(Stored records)

◇ ◇ ◇ ◇ ◇

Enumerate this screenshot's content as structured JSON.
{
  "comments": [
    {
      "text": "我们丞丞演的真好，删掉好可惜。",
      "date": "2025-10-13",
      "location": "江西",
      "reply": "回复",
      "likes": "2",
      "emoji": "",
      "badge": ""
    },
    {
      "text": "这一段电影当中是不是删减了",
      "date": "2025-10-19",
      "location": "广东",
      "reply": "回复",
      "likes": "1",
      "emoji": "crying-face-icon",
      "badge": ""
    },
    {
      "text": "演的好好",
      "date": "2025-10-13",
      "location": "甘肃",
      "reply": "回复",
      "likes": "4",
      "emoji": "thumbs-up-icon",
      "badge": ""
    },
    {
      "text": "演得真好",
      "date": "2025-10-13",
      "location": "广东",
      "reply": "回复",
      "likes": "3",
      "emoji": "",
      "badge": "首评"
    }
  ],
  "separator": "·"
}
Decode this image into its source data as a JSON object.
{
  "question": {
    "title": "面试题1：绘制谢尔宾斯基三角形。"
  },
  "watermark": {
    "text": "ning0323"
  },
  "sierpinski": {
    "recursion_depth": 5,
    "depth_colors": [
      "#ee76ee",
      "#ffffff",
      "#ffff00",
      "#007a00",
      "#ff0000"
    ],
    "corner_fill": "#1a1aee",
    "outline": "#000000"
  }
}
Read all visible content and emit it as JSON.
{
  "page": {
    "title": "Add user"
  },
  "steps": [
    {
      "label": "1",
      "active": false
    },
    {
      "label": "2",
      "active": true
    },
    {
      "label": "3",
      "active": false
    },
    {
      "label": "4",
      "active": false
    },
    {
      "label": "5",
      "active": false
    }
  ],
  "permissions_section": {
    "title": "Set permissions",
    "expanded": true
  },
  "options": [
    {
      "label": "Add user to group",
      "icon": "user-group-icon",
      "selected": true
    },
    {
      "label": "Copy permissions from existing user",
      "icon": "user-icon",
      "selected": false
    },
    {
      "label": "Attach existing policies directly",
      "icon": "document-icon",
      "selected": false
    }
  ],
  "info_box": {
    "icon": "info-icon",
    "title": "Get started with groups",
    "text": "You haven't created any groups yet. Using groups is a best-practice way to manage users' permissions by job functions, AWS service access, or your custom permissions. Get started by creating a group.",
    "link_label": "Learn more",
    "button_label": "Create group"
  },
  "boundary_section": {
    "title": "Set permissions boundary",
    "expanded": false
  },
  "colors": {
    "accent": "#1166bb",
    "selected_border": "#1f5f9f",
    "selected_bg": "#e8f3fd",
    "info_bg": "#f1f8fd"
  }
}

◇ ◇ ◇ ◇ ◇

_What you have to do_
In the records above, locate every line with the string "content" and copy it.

_Written solution_
Enumerate this screenshot's content as structured JSON.
Read all visible content and emit it as JSON.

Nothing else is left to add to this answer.